Heart & Vascular Program
The benefits from quitting smoking can be seen very early and continue for many years:
20 minutes: blood pressure and pulse rate go down to normal.
Eight hours: carbon monoxide levels in blood drop and oxygen levels go up.
24 hours: chance of heart attack goes down.
48 hours: food tastes and smells better.
Two weeks to nine months: coughing, congestion, tiredness and shortness of breath go down and overall energy goes up.
One year: you are half as likely to get heart disease.
Five to fifteen years: your chance of lung cancer goes down by almost half, and your risk of dying is similar to someone who has never smoked.
We can provide you with assistance to quit smoking. When planning to quit, many smokers cut back on the number of cigarettes before they actually quit the habit for good. This may increase your confidence for your actual quit day. To help you get started, here are a few tips:
- Make your home environment smoke-free. In addition to making smoking less convenient, this will also decrease the risks of second hand smoke to your loved ones.

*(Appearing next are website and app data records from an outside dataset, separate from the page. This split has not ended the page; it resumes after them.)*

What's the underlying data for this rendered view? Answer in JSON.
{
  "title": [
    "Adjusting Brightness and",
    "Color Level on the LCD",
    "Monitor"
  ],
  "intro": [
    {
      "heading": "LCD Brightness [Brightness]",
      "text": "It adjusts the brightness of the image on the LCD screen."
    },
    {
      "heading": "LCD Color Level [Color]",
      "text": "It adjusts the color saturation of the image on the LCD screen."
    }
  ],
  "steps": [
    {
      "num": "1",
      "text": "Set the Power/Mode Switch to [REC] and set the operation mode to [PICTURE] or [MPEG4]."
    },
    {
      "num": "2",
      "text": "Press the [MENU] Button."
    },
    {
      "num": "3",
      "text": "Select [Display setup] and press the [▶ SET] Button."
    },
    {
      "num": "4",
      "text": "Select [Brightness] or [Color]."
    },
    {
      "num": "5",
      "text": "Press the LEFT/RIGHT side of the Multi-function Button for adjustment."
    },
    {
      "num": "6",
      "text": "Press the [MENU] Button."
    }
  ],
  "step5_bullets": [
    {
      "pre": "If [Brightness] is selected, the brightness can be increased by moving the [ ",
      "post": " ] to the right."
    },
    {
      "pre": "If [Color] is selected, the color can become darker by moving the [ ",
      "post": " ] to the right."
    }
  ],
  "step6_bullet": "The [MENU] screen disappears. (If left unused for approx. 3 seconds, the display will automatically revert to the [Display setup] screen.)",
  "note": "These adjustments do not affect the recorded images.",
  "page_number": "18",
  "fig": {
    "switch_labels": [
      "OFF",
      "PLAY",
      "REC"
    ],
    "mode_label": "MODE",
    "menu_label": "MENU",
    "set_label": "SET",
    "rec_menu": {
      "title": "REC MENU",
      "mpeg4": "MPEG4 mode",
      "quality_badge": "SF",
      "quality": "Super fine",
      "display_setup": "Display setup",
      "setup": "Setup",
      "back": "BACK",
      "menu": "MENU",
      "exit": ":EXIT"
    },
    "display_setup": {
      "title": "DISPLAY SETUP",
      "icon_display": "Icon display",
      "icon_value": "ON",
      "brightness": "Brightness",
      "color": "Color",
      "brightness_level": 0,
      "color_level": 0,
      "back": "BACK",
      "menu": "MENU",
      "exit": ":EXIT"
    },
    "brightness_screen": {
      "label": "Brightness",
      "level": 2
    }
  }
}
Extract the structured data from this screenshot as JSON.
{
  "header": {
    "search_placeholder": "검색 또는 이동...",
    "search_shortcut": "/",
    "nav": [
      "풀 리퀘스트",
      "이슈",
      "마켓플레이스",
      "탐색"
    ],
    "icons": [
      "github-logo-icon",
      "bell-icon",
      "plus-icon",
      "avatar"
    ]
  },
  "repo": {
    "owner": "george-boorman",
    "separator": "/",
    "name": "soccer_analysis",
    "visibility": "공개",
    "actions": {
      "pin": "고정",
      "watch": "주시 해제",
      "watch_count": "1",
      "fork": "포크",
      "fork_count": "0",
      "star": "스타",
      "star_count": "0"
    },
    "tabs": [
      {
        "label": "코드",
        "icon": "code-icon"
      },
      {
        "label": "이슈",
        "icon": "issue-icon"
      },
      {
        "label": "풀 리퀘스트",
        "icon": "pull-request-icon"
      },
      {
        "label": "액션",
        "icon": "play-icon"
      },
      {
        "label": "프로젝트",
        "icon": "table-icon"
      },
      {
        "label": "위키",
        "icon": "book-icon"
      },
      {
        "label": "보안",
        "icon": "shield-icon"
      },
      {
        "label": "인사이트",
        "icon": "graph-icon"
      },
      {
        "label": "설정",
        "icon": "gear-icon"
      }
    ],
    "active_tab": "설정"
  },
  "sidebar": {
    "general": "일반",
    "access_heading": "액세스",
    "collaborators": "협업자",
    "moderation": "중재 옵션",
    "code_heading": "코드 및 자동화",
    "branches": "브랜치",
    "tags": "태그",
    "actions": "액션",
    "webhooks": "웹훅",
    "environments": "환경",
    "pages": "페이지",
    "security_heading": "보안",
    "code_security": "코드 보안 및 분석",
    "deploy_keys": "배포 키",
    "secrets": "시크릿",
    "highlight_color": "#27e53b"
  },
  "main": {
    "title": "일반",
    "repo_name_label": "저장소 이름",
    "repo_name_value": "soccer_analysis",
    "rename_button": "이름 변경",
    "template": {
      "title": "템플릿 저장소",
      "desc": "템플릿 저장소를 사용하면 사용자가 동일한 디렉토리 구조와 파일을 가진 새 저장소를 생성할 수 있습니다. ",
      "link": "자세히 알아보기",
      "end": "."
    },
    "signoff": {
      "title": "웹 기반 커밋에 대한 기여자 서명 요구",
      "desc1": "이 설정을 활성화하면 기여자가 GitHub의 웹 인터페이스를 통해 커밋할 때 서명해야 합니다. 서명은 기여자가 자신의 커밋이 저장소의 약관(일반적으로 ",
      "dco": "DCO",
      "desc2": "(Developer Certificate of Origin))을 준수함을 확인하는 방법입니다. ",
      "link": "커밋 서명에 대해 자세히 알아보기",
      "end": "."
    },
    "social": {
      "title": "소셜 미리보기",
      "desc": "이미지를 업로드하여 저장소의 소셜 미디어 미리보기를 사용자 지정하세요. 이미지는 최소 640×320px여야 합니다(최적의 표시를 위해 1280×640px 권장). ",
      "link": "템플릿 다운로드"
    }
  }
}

- Delay having the first cigarette after you wake up by about 15 minutes and then gradually lengthen the time you delay.
- Cut back the amount you smoke each day. If you normally smoke 25 cigarettes, leave only 20 cigarettes in the package for the day.
- Smoke only part of the cigarette. You will find that the number of cigarettes you smoke per day will be less.

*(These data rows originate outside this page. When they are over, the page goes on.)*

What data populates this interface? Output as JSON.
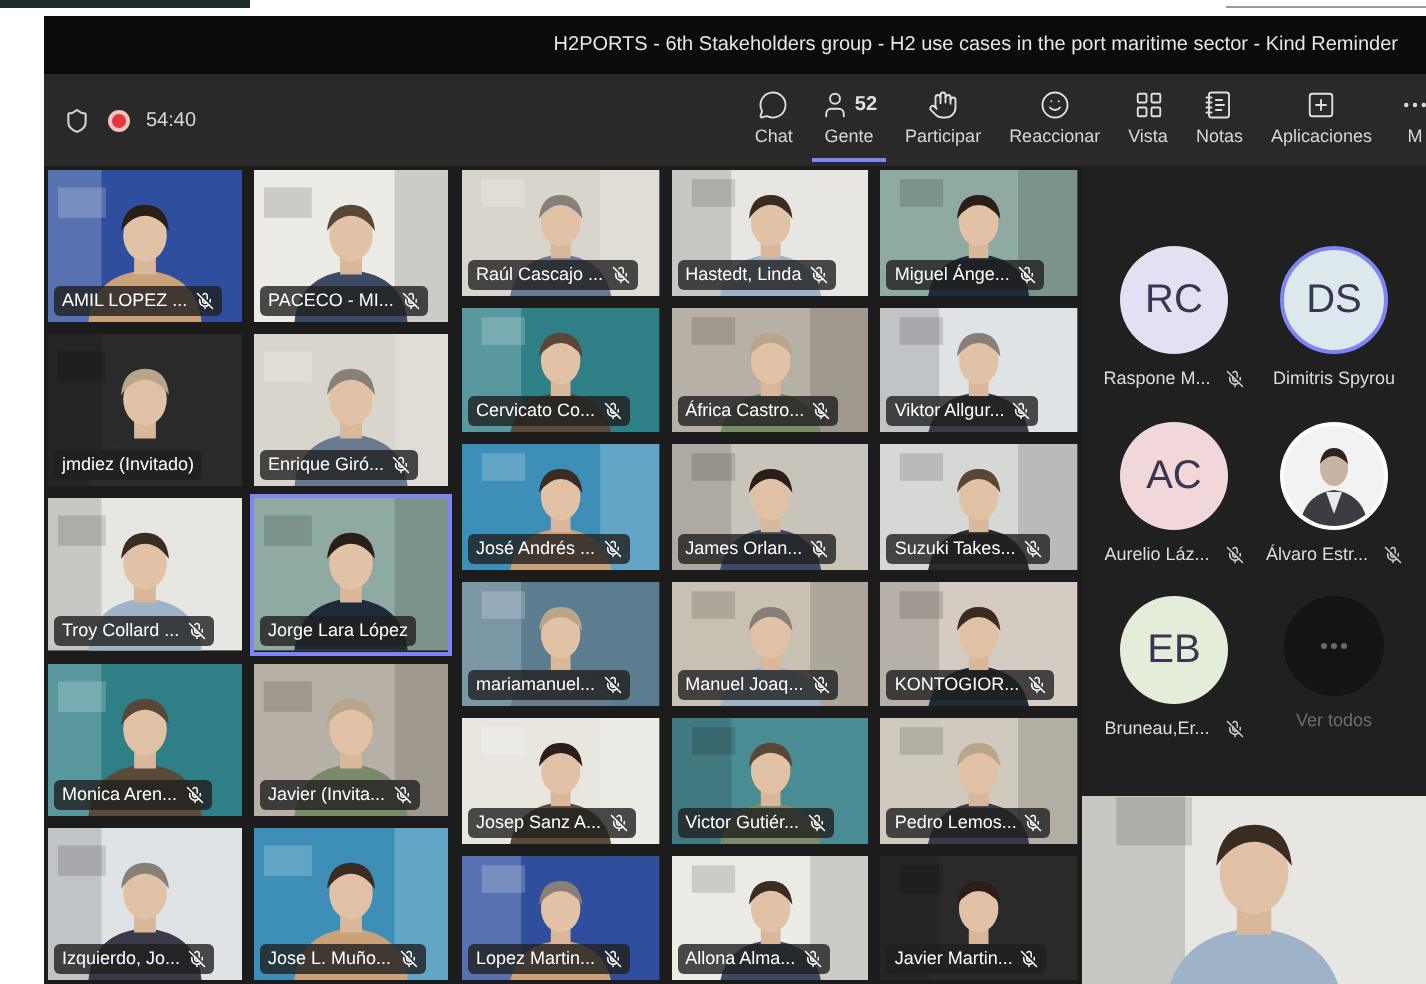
{
  "window": {
    "title": "H2PORTS - 6th Stakeholders group - H2 use cases in the port maritime sector - Kind Reminder"
  },
  "toolbar": {
    "recording": true,
    "timer": "54:40",
    "buttons": [
      {
        "kind": "chat",
        "label": "Chat",
        "selected": false
      },
      {
        "kind": "people",
        "label": "Gente",
        "badge": "52",
        "selected": true
      },
      {
        "kind": "raise-hand",
        "label": "Participar",
        "selected": false
      },
      {
        "kind": "react",
        "label": "Reaccionar",
        "selected": false
      },
      {
        "kind": "view",
        "label": "Vista",
        "selected": false
      },
      {
        "kind": "notes",
        "label": "Notas",
        "selected": false
      },
      {
        "kind": "apps",
        "label": "Aplicaciones",
        "selected": false
      },
      {
        "kind": "more",
        "label": "M",
        "selected": false
      }
    ]
  },
  "gallery_left": [
    {
      "name": "AMIL LOPEZ ...",
      "muted": true,
      "speaking": false
    },
    {
      "name": "PACECO - MI...",
      "muted": true,
      "speaking": false
    },
    {
      "name": "jmdiez (Invitado)",
      "muted": false,
      "speaking": false
    },
    {
      "name": "Enrique Giró...",
      "muted": true,
      "speaking": false
    },
    {
      "name": "Troy Collard ...",
      "muted": true,
      "speaking": false
    },
    {
      "name": "Jorge Lara López",
      "muted": false,
      "speaking": true
    },
    {
      "name": "Monica Aren...",
      "muted": true,
      "speaking": false
    },
    {
      "name": "Javier (Invita...",
      "muted": true,
      "speaking": false
    },
    {
      "name": "Izquierdo, Jo...",
      "muted": true,
      "speaking": false
    },
    {
      "name": "Jose L. Muño...",
      "muted": true,
      "speaking": false
    }
  ],
  "gallery_right": [
    {
      "name": "Raúl Cascajo ...",
      "muted": true,
      "speaking": false
    },
    {
      "name": "Hastedt, Linda",
      "muted": true,
      "speaking": false
    },
    {
      "name": "Miguel Ánge...",
      "muted": true,
      "speaking": false
    },
    {
      "name": "Cervicato Co...",
      "muted": true,
      "speaking": false
    },
    {
      "name": "África Castro...",
      "muted": true,
      "speaking": false
    },
    {
      "name": "Viktor Allgur...",
      "muted": true,
      "speaking": false
    },
    {
      "name": "José Andrés ...",
      "muted": true,
      "speaking": false
    },
    {
      "name": "James Orlan...",
      "muted": true,
      "speaking": false
    },
    {
      "name": "Suzuki Takes...",
      "muted": true,
      "speaking": false
    },
    {
      "name": "mariamanuel...",
      "muted": true,
      "speaking": false
    },
    {
      "name": "Manuel Joaq...",
      "muted": true,
      "speaking": false
    },
    {
      "name": "KONTOGIOR...",
      "muted": true,
      "speaking": false
    },
    {
      "name": "Josep Sanz A...",
      "muted": true,
      "speaking": false
    },
    {
      "name": "Victor Gutiér...",
      "muted": true,
      "speaking": false
    },
    {
      "name": "Pedro Lemos...",
      "muted": true,
      "speaking": false
    },
    {
      "name": "Lopez Martin...",
      "muted": true,
      "speaking": false
    },
    {
      "name": "Allona Alma...",
      "muted": true,
      "speaking": false
    },
    {
      "name": "Javier Martin...",
      "muted": true,
      "speaking": false
    }
  ],
  "side_panel": {
    "participants": [
      {
        "kind": "initials",
        "initials": "RC",
        "name": "Raspone M...",
        "muted": true,
        "speaking": false,
        "color": "#e4e0f4"
      },
      {
        "kind": "initials",
        "initials": "DS",
        "name": "Dimitris Spyrou",
        "muted": false,
        "speaking": true,
        "color": "#dce8ec"
      },
      {
        "kind": "initials",
        "initials": "AC",
        "name": "Aurelio Láz...",
        "muted": true,
        "speaking": false,
        "color": "#f1d6da"
      },
      {
        "name": "Álvaro Estr...",
        "muted": true,
        "speaking": false
      },
      {
        "kind": "initials",
        "initials": "EB",
        "name": "Bruneau,Er...",
        "muted": true,
        "speaking": false,
        "color": "#e4edd9"
      },
      {
        "kind": "more",
        "label": "Ver todos"
      }
    ]
  }
}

- Smoke a brand of cigarette that is less satisfying.
- Some people smoke at particular times of the day. Cut out one or more of these cigarettes and do another activity, such as going for a walk, doing the dishes, playing an instrument or working on a crossword puzzle.
- Spend more time in places where smoking is not permitted.